**** Data for this task

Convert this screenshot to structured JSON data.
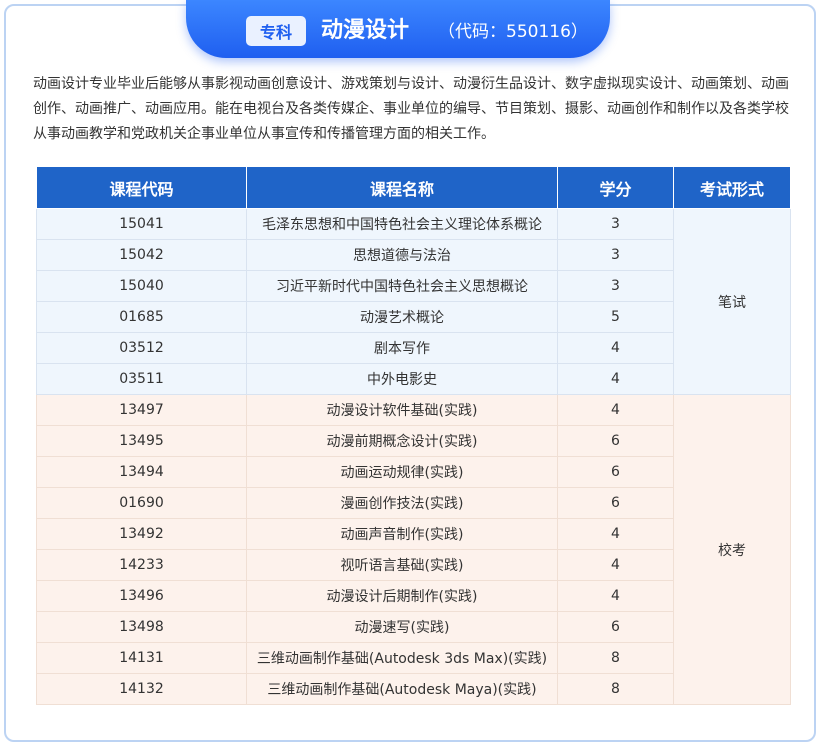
{
  "header": {
    "badge": "专科",
    "major_name": "动漫设计",
    "code_open": "（代码：",
    "code_value": "550116",
    "code_close": "）"
  },
  "description": "动画设计专业毕业后能够从事影视动画创意设计、游戏策划与设计、动漫衍生品设计、数字虚拟现实设计、动画策划、动画创作、动画推广、动画应用。能在电视台及各类传媒企、事业单位的编导、节目策划、摄影、动画创作和制作以及各类学校从事动画教学和党政机关企事业单位从事宣传和传播管理方面的相关工作。",
  "table": {
    "headers": [
      "课程代码",
      "课程名称",
      "学分",
      "考试形式"
    ],
    "groups": [
      {
        "mode": "笔试",
        "rows": [
          {
            "code": "15041",
            "name": "毛泽东思想和中国特色社会主义理论体系概论",
            "credit": "3"
          },
          {
            "code": "15042",
            "name": "思想道德与法治",
            "credit": "3"
          },
          {
            "code": "15040",
            "name": "习近平新时代中国特色社会主义思想概论",
            "credit": "3"
          },
          {
            "code": "01685",
            "name": "动漫艺术概论",
            "credit": "5"
          },
          {
            "code": "03512",
            "name": "剧本写作",
            "credit": "4"
          },
          {
            "code": "03511",
            "name": "中外电影史",
            "credit": "4"
          }
        ]
      },
      {
        "mode": "校考",
        "rows": [
          {
            "code": "13497",
            "name": "动漫设计软件基础(实践)",
            "credit": "4"
          },
          {
            "code": "13495",
            "name": "动漫前期概念设计(实践)",
            "credit": "6"
          },
          {
            "code": "13494",
            "name": "动画运动规律(实践)",
            "credit": "6"
          },
          {
            "code": "01690",
            "name": "漫画创作技法(实践)",
            "credit": "6"
          },
          {
            "code": "13492",
            "name": "动画声音制作(实践)",
            "credit": "4"
          },
          {
            "code": "14233",
            "name": "视听语言基础(实践)",
            "credit": "4"
          },
          {
            "code": "13496",
            "name": "动漫设计后期制作(实践)",
            "credit": "4"
          },
          {
            "code": "13498",
            "name": "动漫速写(实践)",
            "credit": "6"
          },
          {
            "code": "14131",
            "name": "三维动画制作基础(Autodesk 3ds Max)(实践)",
            "credit": "8"
          },
          {
            "code": "14132",
            "name": "三维动画制作基础(Autodesk Maya)(实践)",
            "credit": "8"
          }
        ]
      }
    ]
  },
  "colors": {
    "header_blue": "#1f5ff0",
    "table_header": "#1f64c8",
    "written_row_bg": "#eff6fd",
    "school_row_bg": "#fdf2ec",
    "border": "#bcd3f3"
  }
}
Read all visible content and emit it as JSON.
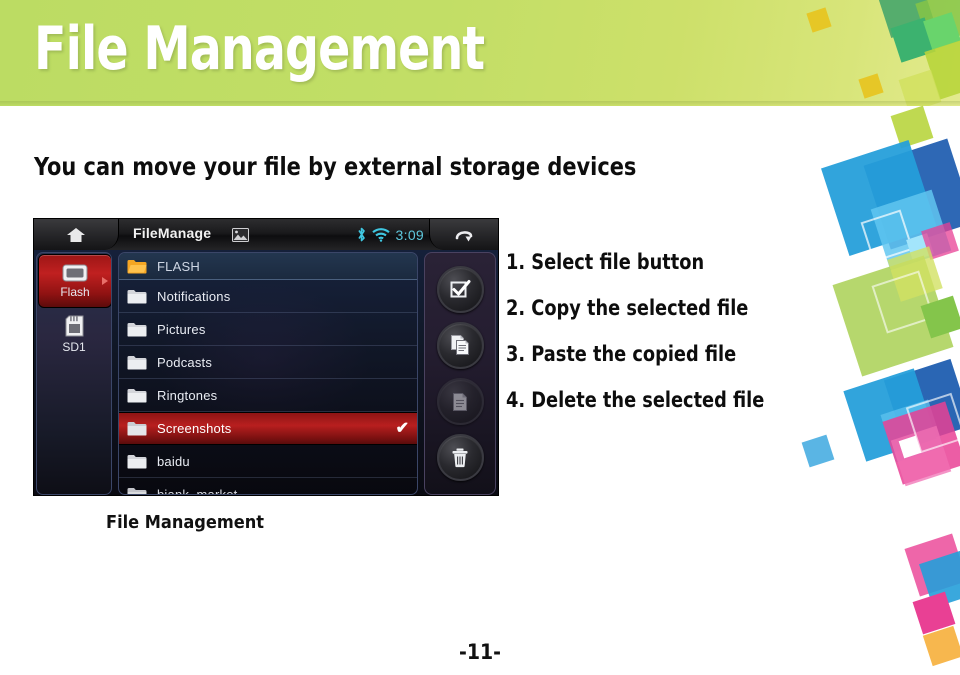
{
  "header": {
    "title": "File Management",
    "bg_color": "#c2de66",
    "title_color": "#ffffff"
  },
  "subtitle": "You can move your file by external storage devices",
  "device": {
    "statusbar": {
      "home_icon": "home-icon",
      "app_title": "FileManage",
      "image_icon": "image-icon",
      "bluetooth_icon": "bluetooth-icon",
      "wifi_icon": "wifi-icon",
      "time": "3:09",
      "back_icon": "return-arrow-icon",
      "accent_color": "#5ec8dd"
    },
    "drives": [
      {
        "label": "Flash",
        "icon": "internal-storage-icon",
        "selected": true
      },
      {
        "label": "SD1",
        "icon": "sd-card-icon",
        "selected": false
      }
    ],
    "file_list": {
      "header": {
        "label": "FLASH",
        "icon": "folder-open-icon",
        "icon_color": "#f5a623"
      },
      "items": [
        {
          "label": "Notifications",
          "icon": "folder-icon",
          "selected": false,
          "partial": false
        },
        {
          "label": "Pictures",
          "icon": "folder-icon",
          "selected": false,
          "partial": false
        },
        {
          "label": "Podcasts",
          "icon": "folder-icon",
          "selected": false,
          "partial": false
        },
        {
          "label": "Ringtones",
          "icon": "folder-icon",
          "selected": false,
          "partial": false
        },
        {
          "label": "Screenshots",
          "icon": "folder-icon",
          "selected": true,
          "partial": false
        },
        {
          "label": "baidu",
          "icon": "folder-icon",
          "selected": false,
          "partial": false
        },
        {
          "label": "biank_market",
          "icon": "folder-icon",
          "selected": false,
          "partial": true
        }
      ],
      "selected_check": "✔",
      "selected_color": "#b81f1f"
    },
    "actions": [
      {
        "name": "select-file-button",
        "icon": "checkbox-checked-icon",
        "enabled": true
      },
      {
        "name": "copy-button",
        "icon": "copy-documents-icon",
        "enabled": true
      },
      {
        "name": "paste-button",
        "icon": "paste-document-icon",
        "enabled": false
      },
      {
        "name": "delete-button",
        "icon": "trash-icon",
        "enabled": true
      }
    ]
  },
  "caption": "File Management",
  "steps": [
    "1. Select file button",
    "2. Copy the selected file",
    "3. Paste the copied file",
    "4. Delete the selected file"
  ],
  "page_number": "-11-",
  "decoration": {
    "palette": [
      "#7ec242",
      "#b5d334",
      "#4aa96c",
      "#e8c520",
      "#1a9ad8",
      "#0b4fa8",
      "#59c3f0",
      "#9cc93a",
      "#e8368f",
      "#f06ab0",
      "#f5a623"
    ]
  }
}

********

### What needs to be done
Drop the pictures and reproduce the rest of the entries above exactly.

### Written reply
Convert this screenshot to structured JSON data.
{
  "header": {
    "badge": "专科",
    "major_name": "动漫设计",
    "code_open": "（代码：",
    "code_value": "550116",
    "code_close": "）"
  },
  "description": "动画设计专业毕业后能够从事影视动画创意设计、游戏策划与设计、动漫衍生品设计、数字虚拟现实设计、动画策划、动画创作、动画推广、动画应用。能在电视台及各类传媒企、事业单位的编导、节目策划、摄影、动画创作和制作以及各类学校从事动画教学和党政机关企事业单位从事宣传和传播管理方面的相关工作。",
  "table": {
    "headers": [
      "课程代码",
      "课程名称",
      "学分",
      "考试形式"
    ],
    "groups": [
      {
        "mode": "笔试",
        "rows": [
          {
            "code": "15041",
            "name": "毛泽东思想和中国特色社会主义理论体系概论",
            "credit": "3"
          },
          {
            "code": "15042",
            "name": "思想道德与法治",
            "credit": "3"
          },
          {
            "code": "15040",
            "name": "习近平新时代中国特色社会主义思想概论",
            "credit": "3"
          },
          {
            "code": "01685",
            "name": "动漫艺术概论",
            "credit": "5"
          },
          {
            "code": "03512",
            "name": "剧本写作",
            "credit": "4"
          },
          {
            "code": "03511",
            "name": "中外电影史",
            "credit": "4"
          }
        ]
      },
      {
        "mode": "校考",
        "rows": [
          {
            "code": "13497",
            "name": "动漫设计软件基础(实践)",
            "credit": "4"
          },
          {
            "code": "13495",
            "name": "动漫前期概念设计(实践)",
            "credit": "6"
          },
          {
            "code": "13494",
            "name": "动画运动规律(实践)",
            "credit": "6"
          },
          {
            "code": "01690",
            "name": "漫画创作技法(实践)",
            "credit": "6"
          },
          {
            "code": "13492",
            "name": "动画声音制作(实践)",
            "credit": "4"
          },
          {
            "code": "14233",
            "name": "视听语言基础(实践)",
            "credit": "4"
          },
          {
            "code": "13496",
            "name": "动漫设计后期制作(实践)",
            "credit": "4"
          },
          {
            "code": "13498",
            "name": "动漫速写(实践)",
            "credit": "6"
          },
          {
            "code": "14131",
            "name": "三维动画制作基础(Autodesk 3ds Max)(实践)",
            "credit": "8"
          },
          {
            "code": "14132",
            "name": "三维动画制作基础(Autodesk Maya)(实践)",
            "credit": "8"
          }
        ]
      }
    ]
  },
  "colors": {
    "header_blue": "#1f5ff0",
    "table_header": "#1f64c8",
    "written_row_bg": "#eff6fd",
    "school_row_bg": "#fdf2ec",
    "border": "#bcd3f3"
  }
}
Read all visible content and emit it as JSON.
{
  "header": {
    "title": "File Management",
    "bg_color": "#c2de66",
    "title_color": "#ffffff"
  },
  "subtitle": "You can move your file by external storage devices",
  "device": {
    "statusbar": {
      "home_icon": "home-icon",
      "app_title": "FileManage",
      "image_icon": "image-icon",
      "bluetooth_icon": "bluetooth-icon",
      "wifi_icon": "wifi-icon",
      "time": "3:09",
      "back_icon": "return-arrow-icon",
      "accent_color": "#5ec8dd"
    },
    "drives": [
      {
        "label": "Flash",
        "icon": "internal-storage-icon",
        "selected": true
      },
      {
        "label": "SD1",
        "icon": "sd-card-icon",
        "selected": false
      }
    ],
    "file_list": {
      "header": {
        "label": "FLASH",
        "icon": "folder-open-icon",
        "icon_color": "#f5a623"
      },
      "items": [
        {
          "label": "Notifications",
          "icon": "folder-icon",
          "selected": false,
          "partial": false
        },
        {
          "label": "Pictures",
          "icon": "folder-icon",
          "selected": false,
          "partial": false
        },
        {
          "label": "Podcasts",
          "icon": "folder-icon",
          "selected": false,
          "partial": false
        },
        {
          "label": "Ringtones",
          "icon": "folder-icon",
          "selected": false,
          "partial": false
        },
        {
          "label": "Screenshots",
          "icon": "folder-icon",
          "selected": true,
          "partial": false
        },
        {
          "label": "baidu",
          "icon": "folder-icon",
          "selected": false,
          "partial": false
        },
        {
          "label": "biank_market",
          "icon": "folder-icon",
          "selected": false,
          "partial": true
        }
      ],
      "selected_check": "✔",
      "selected_color": "#b81f1f"
    },
    "actions": [
      {
        "name": "select-file-button",
        "icon": "checkbox-checked-icon",
        "enabled": true
      },
      {
        "name": "copy-button",
        "icon": "copy-documents-icon",
        "enabled": true
      },
      {
        "name": "paste-button",
        "icon": "paste-document-icon",
        "enabled": false
      },
      {
        "name": "delete-button",
        "icon": "trash-icon",
        "enabled": true
      }
    ]
  },
  "caption": "File Management",
  "steps": [
    "1. Select file button",
    "2. Copy the selected file",
    "3. Paste the copied file",
    "4. Delete the selected file"
  ],
  "page_number": "-11-",
  "decoration": {
    "palette": [
      "#7ec242",
      "#b5d334",
      "#4aa96c",
      "#e8c520",
      "#1a9ad8",
      "#0b4fa8",
      "#59c3f0",
      "#9cc93a",
      "#e8368f",
      "#f06ab0",
      "#f5a623"
    ]
  }
}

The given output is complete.